About the Center for Sustainable Energy
Impacting the State, Nation, and World — Examples of K-State CSE Research
Charles Rice, agronomy, shared in the 2007 Noble Peace Prize. His work, in collaboration with Richard Nelson, Engineering Extension, and others, increased awareness of the impact of carbon dioxide on climate change and the role of sustainable agriculture and sustainable energy production in mitigating this problem.
Ruth Douglas Miller, electrical engineering, received a grant from the National Renewable Energy Laboratory to establish the Kansas Wind Applications Center (WAC) at K-State. The WAC will provide technical assistance and educational outreach to Kansas individuals and communities interested in implementing wind energy. By siting small wind turbines at selected Kansas K-12 schools, the WAC seeks to increase understanding and excitement about wind energy at all educational levels.

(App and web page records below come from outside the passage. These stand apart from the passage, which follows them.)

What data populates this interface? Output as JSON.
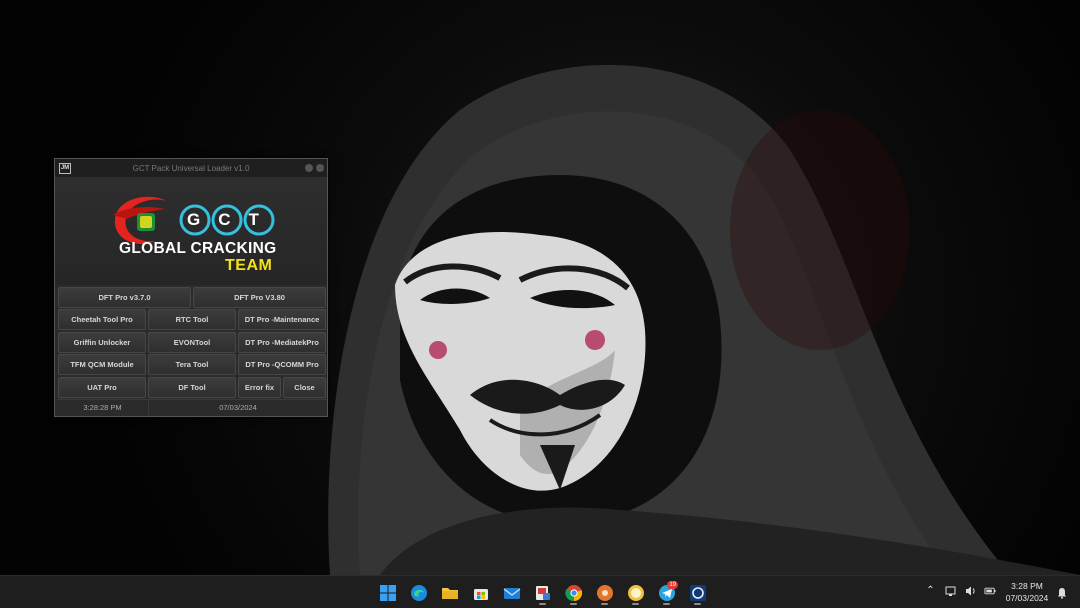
{
  "app_window": {
    "title": "GCT Pack Universal Loader v1.0",
    "icon_text": "JM",
    "logo": {
      "monogram": "GCT",
      "brand_line1": "GLOBAL CRACKING",
      "brand_line2": "TEAM"
    },
    "buttons": [
      [
        "DFT Pro v3.7.0",
        "DFT Pro V3.80"
      ],
      [
        "Cheetah Tool Pro",
        "RTC Tool",
        "DT Pro -Maintenance"
      ],
      [
        "Griffin Unlocker",
        "EVONTool",
        "DT Pro -MediatekPro"
      ],
      [
        "TFM QCM Module",
        "Tera Tool",
        "DT Pro -QCOMM Pro"
      ],
      [
        "UAT Pro",
        "DF Tool",
        "Error fix",
        "Close"
      ]
    ],
    "status": {
      "time": "3:28:28 PM",
      "date": "07/03/2024"
    }
  },
  "taskbar": {
    "apps": [
      "start",
      "edge",
      "file-explorer",
      "microsoft-store",
      "mail",
      "snipping-tool",
      "chrome",
      "app-orange",
      "app-coin",
      "telegram",
      "app-blue"
    ],
    "telegram_badge": "19",
    "clock": {
      "time": "3:28 PM",
      "date": "07/03/2024"
    }
  },
  "colors": {
    "accent_red": "#e52420",
    "accent_cyan": "#35c0e0",
    "accent_yellow": "#f2e21a",
    "window_bg": "#2b2b2b"
  }
}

Peter Pfromm, chemical engineering, partnered with a Kansas industrial leader to evaluate modifications required to produce biobutanol (a high-energy density fuel compatible with gasoline) in existing ethanol facilities. If economic or environmental problems arise, this research will serve as a roadmap for continued profitability for communities where ethanol plants are located.
Praveen Vadlani, grain science, developed a patented technology with a major ethanol producer to improve the value of distillers grains from an ethanol process and is investigating conversion processes for cellulosic biomass.
Sustainable Energy at K-State: Awards, Honors, and Developments:
Grant Awarded for Chemical Engineering Laboratory Renovations to Advance Alternative Energy Research
A trio of Kansas State University chemical engineering professors have been awarded a grant for renovating research facilities.
A grant from the USDA’s Rural Development Section, in conjunction with the Department of Energy, was recently awarded to K-State. This project is one of 21 research and development studies being funded to address limitations to adopting biomass for energy as national policy. CSE team members included Scott Staggenborg, lead researcher agronomy; Leland McKinney and Praveen Vadlani, grain science and industry; and Donghai Wang, biological and agricultural engineering.
Exploring ocean algae as a sustainable energy source is the focus of a recent K-State award from the National Science Foundation, Small Grant for Exploratory Research. Zhijan “Z.J.” Pei, industrial and manufacturing systems engineering, and Wenqian “Wayne” Yan, biological and agricultural engineering, will investigate the possibilities of using algae, known to be rich in oil, for biofuel.
Studying the options of sorghum as an alternative ethanol crop to corn is the focus of a sponsored project recently awarded to K-State under the direction of Donghai Wang, biological and agricultural engineering. The funding partners for this study are USDA, a DOT SunGrant, the Kansas Sorghum Commission, and the K-State Agricultural Experiment Station.
Dr. Mary Rezac: Co-PI
Dr. Ron Madl: Co-PI
Keith Rutlin: Educational Programs Administrator